Together with my coursework in education pedagogy and English literature, my experiences teaching middle school, high school, and adult students have helped me learn how to be effective in the classroom. While I continually reflect on ways to better serve my students, I strive for my teaching to be:
I am convinced of the importance of student-centered, progressive methods of teaching for all students. While I acknowledge the importance of standards, I do not consider student-centered learning incompatible with these aims. Rather, I aim to craft my lessons so that students can discover the material for themselves; this kind of learning—the “discover, not cover” model, as it is sometimes called—is proven to lead to increased retention of and more significant engagement with the content.
For example, when I taught my “Work and Life” level students at Academy of Hope about the structure of paragraphs, I wrote a sample paragraph with many transition words and key phrases, cut the paragraph into sentences, and asked my students to put the “puzzle” in the correct order. In seeing the importance of topic sentences and transition phrases, they learned to incorporate similarly helpful cues to the reader in their own writing.

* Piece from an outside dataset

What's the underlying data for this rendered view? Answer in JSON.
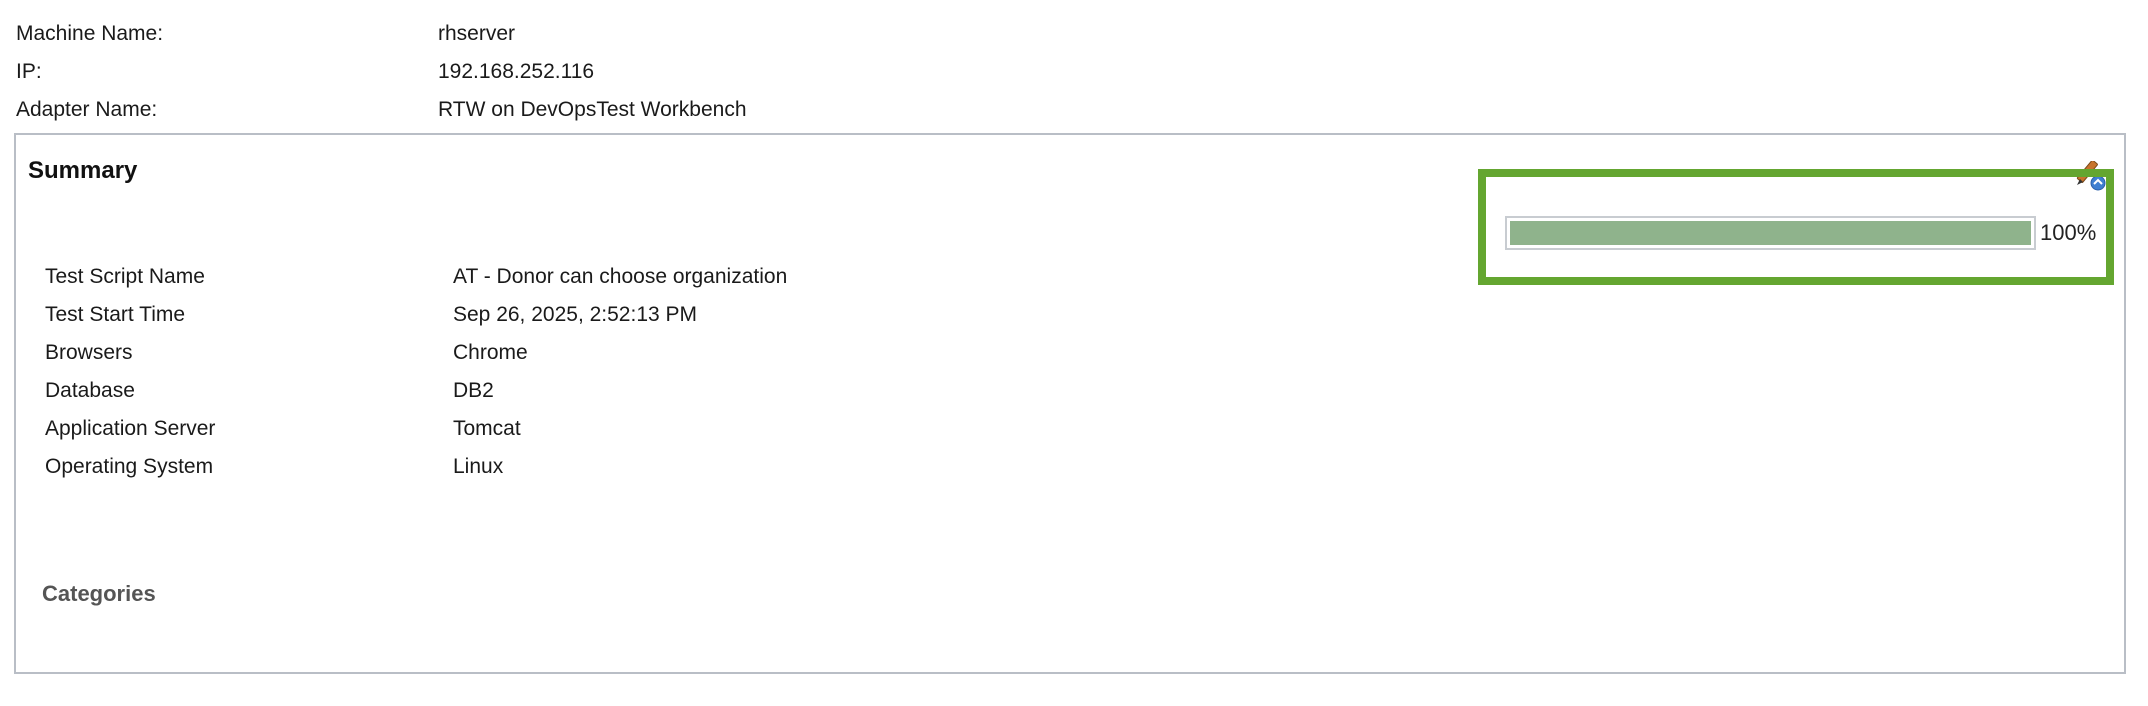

Walter Ong claims that “writing restructures thinking.” As I work with students in the writing center, I see that this is, indeed, true. Teachers can see that this “restructuring” occurs as students work on formal papers, but I find that writing can restructure thinking in informal as well as formal contexts. I therefore find it imperative to assign classwork, homework, and group work that move students to the higher levels of Bloom’s taxonomy, for when students write at these higher levels, they learn to think critically. I do my best to insure that assignments relate to students’ lives outside the classroom. Creative, interactive assignments (such as subject-verb bingo, peer interviews, and dramatizing To Kill A Mockingbird, among others) prove the most effective at fostering genuine student engagement.
In the fall of 2009, I took a course about theories of teaching writing with Dr. Norma Tilden at Georgetown University. She explained to us that her teaching is “radically situational.” The more that I teach, the more I realize the importance of situational learning. Situational teaching is different from flexible teaching; whereas a flexible teacher will plan a lesson and then adapt it for students, a situational teacher will plan a lesson for a specific group of students, designing the content and delivery for the specific individuals in the class.
I strive to make my teaching as situational as possible. I believe that by designing lessons with specific classes in mind, I will be more equipped to meet the needs of a given class. Students can tell when a teacher puts effort into her lessons, and I have seen that the majority of students respond positively to teachers’ efforts.
While I taught at Academy of Hope, I adapted NPR’s curriculum for their “This I Believe” essay to meet the needs of my adult students. By creating some of my own activities, as well as building on the ones provided for middle and high school students, I created a curriculum that was relevant to them. I later led a workshop on this curriculum to other adult education providers at the Adult Literacy Resource Center. Please click here to see a copy of that curriculum.
Reflections on Student Teaching at Mt. Tabor HS:
Classroom Management Log – English I (February – April 2008)
Classroom Management Philosophy (May 2008)
Experiencing Disabilities Essay (January 2008)